Over 300,000 people sign petitions saying no to tax data sell off

Open Rights Group, 38 Degrees and SumofUs handed in petitions to HMRC today, calling for an end to plans to sell access to taxpayers’ personal data. The campaign groups were also joined by Liberal Democrat MP, Julian Huppert who said HMRC proposals, ‘could seriously undermine the confidentiality we expect’.

Over 300,000 people have signed the petitions since it was revealed last month that HMRC was considering sharing anonymised tax data with third parties including companies, researchers and public bodies. The news followed the suspension of the Government’s care.data project, which was delayed because of concerns about privacy breaches.

The campaign groups are concerned that as citizens are compelled to give HMRC personal information, it is very difficult to give or withdraw consent about what happens to their data. HMRC has statutory limitations on data sharing that go beyond normal data protection laws. The suggested proposals would weaken these limitations, giving HMRC new data sharing powers that could potentially undermine taxpayer confidentiality. 

Julian Huppert, Liberal Democrat MP for Cambridge said:

‘Personal data can be very revealing, showing off a huge amount about who we are and what we do. HMRC should rethink their plans to sell this data off to private companies. People don’t have choice when it comes to sharing personal data with the tax office but they should be able to refuse to have it shared with other companies or public bodies. HMRC’s proposals could seriously undermine the confidentiality we expect.’

Jim Killock, Executive Director of Open Rights Group said:

”The government may claim that it will be anonymous but it’s impossible to guarantee that data won’t be re-identifiable. We have a right to know how the government is going to use our data and who it wants to share it with.’

Susannah Compton, Campaigner, 38 Degrees said:

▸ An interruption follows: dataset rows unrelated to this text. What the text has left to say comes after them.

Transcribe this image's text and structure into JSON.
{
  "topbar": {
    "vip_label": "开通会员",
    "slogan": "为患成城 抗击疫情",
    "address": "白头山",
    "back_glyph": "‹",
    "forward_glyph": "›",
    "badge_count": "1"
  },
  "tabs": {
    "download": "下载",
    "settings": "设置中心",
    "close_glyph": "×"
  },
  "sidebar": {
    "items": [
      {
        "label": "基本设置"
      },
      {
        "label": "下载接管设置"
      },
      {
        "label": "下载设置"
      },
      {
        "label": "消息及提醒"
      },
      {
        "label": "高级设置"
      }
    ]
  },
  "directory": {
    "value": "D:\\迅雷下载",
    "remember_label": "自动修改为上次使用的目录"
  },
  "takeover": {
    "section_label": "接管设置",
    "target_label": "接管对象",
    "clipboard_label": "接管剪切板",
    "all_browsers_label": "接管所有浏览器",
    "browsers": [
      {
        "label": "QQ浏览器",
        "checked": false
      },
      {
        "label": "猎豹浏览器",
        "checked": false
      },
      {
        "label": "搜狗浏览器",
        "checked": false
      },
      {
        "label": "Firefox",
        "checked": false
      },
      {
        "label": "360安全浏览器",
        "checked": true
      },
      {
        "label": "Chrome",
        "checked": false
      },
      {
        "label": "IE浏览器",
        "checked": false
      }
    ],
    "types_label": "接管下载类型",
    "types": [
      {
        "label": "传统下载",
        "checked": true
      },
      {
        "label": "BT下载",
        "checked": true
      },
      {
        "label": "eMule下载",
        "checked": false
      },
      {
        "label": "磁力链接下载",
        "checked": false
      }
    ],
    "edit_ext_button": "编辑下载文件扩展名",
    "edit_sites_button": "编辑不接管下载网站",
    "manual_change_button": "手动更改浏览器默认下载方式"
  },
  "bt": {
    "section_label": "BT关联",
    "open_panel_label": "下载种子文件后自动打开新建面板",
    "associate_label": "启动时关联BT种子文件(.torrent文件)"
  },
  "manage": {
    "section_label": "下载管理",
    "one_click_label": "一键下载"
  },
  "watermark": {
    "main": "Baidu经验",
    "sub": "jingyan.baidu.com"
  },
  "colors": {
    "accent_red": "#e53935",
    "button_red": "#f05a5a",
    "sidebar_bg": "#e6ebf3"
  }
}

‘Over a quarter of a million 38 Degrees members have now spoken out against these plans – and still there is no sign of a rethink or a proper consultation from HMRC. We hope that HMRC will listen, engage and reconsider.’